EPA’s efforts to place values on the nonuse benefits attributable to reducing fish losses due to entrainment and impingement at power facility cooling water intakes illustrates the problems with attempting to capture subjective utility measures in policy decisions. EPA estimates that the commercial value (or value to American consumers) of the proposed regulations is $80,000 per year. It estimates the recreational fishing value at another $880,000 per year. In contrast, it values the nonuse benefits associated with the fish protected by the proposed regulations at between $14,170,000 and 26,870,000. On a per-pound basis, the nonuse values of the common fish examined in the NODA are 54 to 100 times greater than actual use values. This is implausible.

EPA’s results suggest that every fish consumed actually costs Americans much more in nonuse values than it provides in consumption value. The logical conclusion from this result is that Americans could experience benefits of between $500 billion and $1 trillion per year, simply by not eating fish.
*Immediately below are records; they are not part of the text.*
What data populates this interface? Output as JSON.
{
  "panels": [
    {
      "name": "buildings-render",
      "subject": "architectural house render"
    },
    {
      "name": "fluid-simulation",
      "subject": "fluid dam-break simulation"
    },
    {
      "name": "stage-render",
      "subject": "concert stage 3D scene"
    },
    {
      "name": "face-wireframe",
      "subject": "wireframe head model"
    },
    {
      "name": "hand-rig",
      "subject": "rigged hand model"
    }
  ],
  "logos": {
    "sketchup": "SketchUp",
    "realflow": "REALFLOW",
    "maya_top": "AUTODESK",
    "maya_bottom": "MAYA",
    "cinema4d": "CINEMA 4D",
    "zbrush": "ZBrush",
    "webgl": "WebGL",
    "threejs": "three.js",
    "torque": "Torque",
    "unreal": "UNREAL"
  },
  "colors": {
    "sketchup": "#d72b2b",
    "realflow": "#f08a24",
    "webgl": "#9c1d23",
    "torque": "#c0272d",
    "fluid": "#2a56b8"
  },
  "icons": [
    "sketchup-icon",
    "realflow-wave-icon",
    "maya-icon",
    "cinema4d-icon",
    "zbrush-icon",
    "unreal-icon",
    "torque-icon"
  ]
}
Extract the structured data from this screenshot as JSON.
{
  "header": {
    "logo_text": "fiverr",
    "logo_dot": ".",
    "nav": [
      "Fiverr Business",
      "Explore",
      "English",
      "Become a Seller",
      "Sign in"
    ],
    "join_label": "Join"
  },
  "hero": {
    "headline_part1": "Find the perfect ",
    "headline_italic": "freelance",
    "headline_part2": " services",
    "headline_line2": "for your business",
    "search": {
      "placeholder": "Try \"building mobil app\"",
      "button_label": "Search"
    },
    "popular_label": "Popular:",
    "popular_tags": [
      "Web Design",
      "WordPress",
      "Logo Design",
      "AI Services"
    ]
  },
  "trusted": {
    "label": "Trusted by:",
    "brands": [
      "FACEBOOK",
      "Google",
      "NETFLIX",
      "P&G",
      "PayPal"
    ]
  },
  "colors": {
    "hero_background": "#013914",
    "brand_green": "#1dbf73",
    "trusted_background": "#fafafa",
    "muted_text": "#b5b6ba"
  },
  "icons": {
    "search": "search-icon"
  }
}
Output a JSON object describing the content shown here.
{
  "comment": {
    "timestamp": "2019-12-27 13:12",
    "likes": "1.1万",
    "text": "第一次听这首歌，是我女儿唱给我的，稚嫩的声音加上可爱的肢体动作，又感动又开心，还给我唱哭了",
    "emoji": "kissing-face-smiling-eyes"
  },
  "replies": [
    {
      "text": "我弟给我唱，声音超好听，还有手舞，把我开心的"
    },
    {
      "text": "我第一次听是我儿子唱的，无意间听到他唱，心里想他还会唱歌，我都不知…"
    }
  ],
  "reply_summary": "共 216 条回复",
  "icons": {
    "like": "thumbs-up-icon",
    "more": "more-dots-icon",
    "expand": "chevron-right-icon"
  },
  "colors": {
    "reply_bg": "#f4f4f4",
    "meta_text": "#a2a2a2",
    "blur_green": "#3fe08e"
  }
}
Preferences revealed by the fact that Americans do eat fish shows the impossibility of the benefit estimates presented in the NODA.

Relying on stated preferences regarding hypothetical scenarios is widely recognized to be less reliable than relying on methods based on revealed preferences. In this NODA, EPA compounds the problems inherent in stated preference surveys by attempting to transfer the results of a CV study designed to value wetland habitat to estimate the benefits of common fish species. EPA appears to have gotten caught up in the complicated exercise of adjusting, extrapolating, and transferring, and not stopped to conduct a reality check on the plausibility of the results.

EPA should abandon efforts to estimate nonuse values of fish associated with this rule. While individuals may experience subjective utility gains from knowing that fish are not entrained or impinged, this does not justify regulation that imposes real opportunity costs.